Whenever we create a new mushroom or mushroom_finding document we just have to pass in the publicKey to the nextArgs method to receive everything we need. With all of this and our key pair we can now encode the operation and finally sign the entry:

type Mushroom = {
title: string;
description: string;
latin: string;
edible: boolean;
};

async function createMushroom(
keyPair: KeyPair,
values: Mushroom,
): Promise<void> {
const args = await nextArgs(keyPair.publicKey());

const operation = encodeOperation({
schemaId: MUSHROOM_SCHEMA_ID,
fields: {
...values,
},
});

const entry = signAndEncodeEntry(
{
...args,
payload: operation,
},
keyPair,
);

await publish(entry, operation);
}

Publish data​

To send the entry and operation now to the node we make use of the publish GraphQL mutation:

export async function publish(
entry: string,
operation: string,
): Promise<NextArgs> {
const query = gql`
mutation Publish($entry: String!, $operation: String!) {
publish(entry: $entry, operation: $operation) {
logId
seqNum
backlink
skiplink
}
}
`;

const result = await client.request(query, {
entry,
operation,
});

return result.publish;
}

This is it! We can now create mushroom documents.

If we're updating or deleting a document we need to specify what document we want to apply these changes on. This we do by passing in the viewId. The viewId you can get from the GraphQL API, whenever you query for the documents you want to update or delete.

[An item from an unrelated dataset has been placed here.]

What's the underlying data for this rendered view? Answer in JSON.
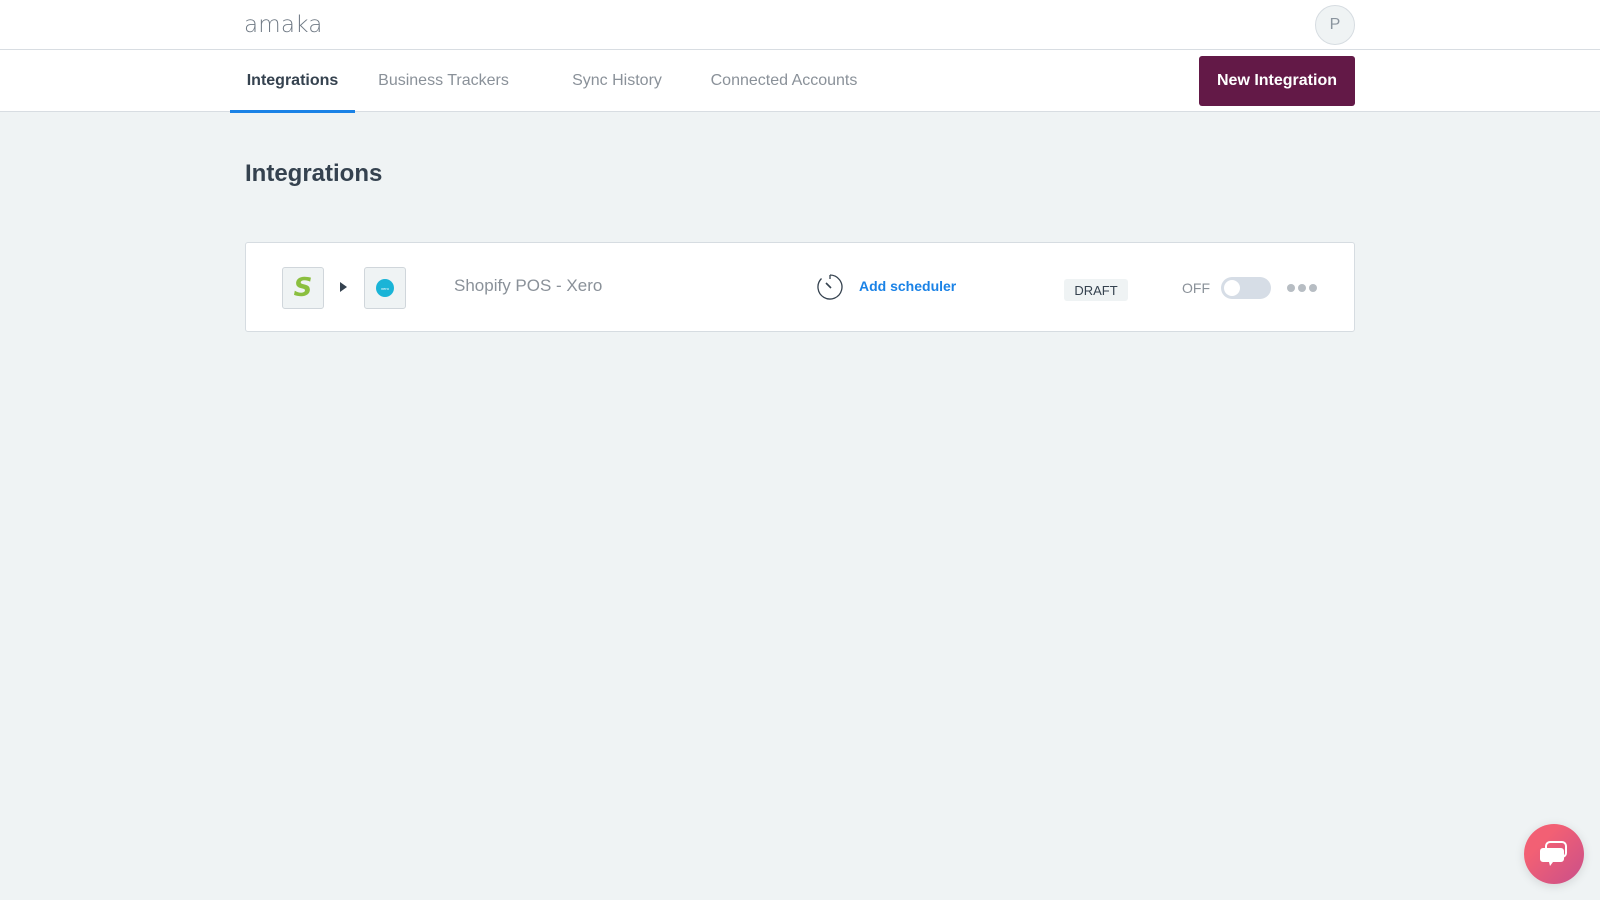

All of this you find in the src/requests.ts file, there you will find other queries as well, for example to create mushroom_finding documents.

Query documents​

After creating the mushroom documents we want to query them as well. We can do this like that:

type Meta = {
viewId: string;
documentId: string;
};

type Mushroom = {
description: string;
edible: boolean;
latin: string;
title: string;
};

type MushroomResponse = {
meta: Meta;
fields: Mushroom;
};

async function getAllMushrooms(): Promise<MushroomResponse[]> {
const query = gql`{
mushrooms: all_${MUSHROOM_SCHEMA_ID} {
meta {
documentId
viewId
}
fields {
description
edible
latin
title
}
}
}`;

const { mushrooms } = await client.request(query);
return mushrooms;
}

If you prepend the schema id in the query with all_ you receive a collection of all mushroom documents.

🐼Pagination, filters and sorting

The specification already mentions pagination, filters and sorting but we have not implemented it yet, it will come soon!

See how we can also get some meta fields from the regarding mushroom documents? We can get the documentId and viewId for each entry, this helps us to update or delete the data as mentioned earlier.

If you want to only load one mushroom you can write something like this:

async function getMushroom(
documentId: string,
): Promise<MushroomResponse> {
const query = gql`{
mushroom: ${MUSHROOM_SCHEMA_ID}(id: "${documentId}") {
meta {
documentId
viewId
}
fields {
description
edible
latin
title
}
}
}`;

const { mushroom } = await client.request(query);
return mushroom;
}

Now we talked almost about everything you need to build an p2panda application with React. You can dive a little bit more inside of the source code to see some details, but we should have covered the most important parts concerning p2panda!

Run the application​

Finally, let's use the mushroom app now!

npm start

This will run the web application under http://localhost:8080. You can open it in your browser and start playing with it. If you're curious you can also check the GraphQL playground of the aquadoggo and make some queries there to compare!

🐼High-Level frameworks

For this tutorial we have been using p2panda-js which is a fairly low-level API. In the future we want to offer more high-level frameworks like shirokuma which will take care of even more things for us, like internally handling the GraphQL queries, caching arguments to create entries and persisting key pairs automatically for us.